PROBLEM DESCRIPTION:
Each record below needs to be written out exactly as it reads.

Dataset rows for apps and sites:
Segment Open

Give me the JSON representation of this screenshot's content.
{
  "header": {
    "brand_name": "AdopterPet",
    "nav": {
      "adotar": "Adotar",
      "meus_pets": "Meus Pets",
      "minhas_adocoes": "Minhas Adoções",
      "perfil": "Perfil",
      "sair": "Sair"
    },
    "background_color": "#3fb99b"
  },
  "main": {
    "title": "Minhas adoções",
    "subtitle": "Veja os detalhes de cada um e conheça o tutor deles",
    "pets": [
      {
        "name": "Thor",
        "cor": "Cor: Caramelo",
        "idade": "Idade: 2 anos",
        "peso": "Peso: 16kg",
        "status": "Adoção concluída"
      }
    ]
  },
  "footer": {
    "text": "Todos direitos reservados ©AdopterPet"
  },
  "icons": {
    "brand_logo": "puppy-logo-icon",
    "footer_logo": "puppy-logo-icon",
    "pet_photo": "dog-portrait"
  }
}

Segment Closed

ANSWER SPACE:
Give me the JSON representation of this screenshot's content.
{
  "header": {
    "brand_name": "AdopterPet",
    "nav": {
      "adotar": "Adotar",
      "meus_pets": "Meus Pets",
      "minhas_adocoes": "Minhas Adoções",
      "perfil": "Perfil",
      "sair": "Sair"
    },
    "background_color": "#3fb99b"
  },
  "main": {
    "title": "Minhas adoções",
    "subtitle": "Veja os detalhes de cada um e conheça o tutor deles",
    "pets": [
      {
        "name": "Thor",
        "cor": "Cor: Caramelo",
        "idade": "Idade: 2 anos",
        "peso": "Peso: 16kg",
        "status": "Adoção concluída"
      }
    ]
  },
  "footer": {
    "text": "Todos direitos reservados ©AdopterPet"
  },
  "icons": {
    "brand_logo": "puppy-logo-icon",
    "footer_logo": "puppy-logo-icon",
    "pet_photo": "dog-portrait"
  }
}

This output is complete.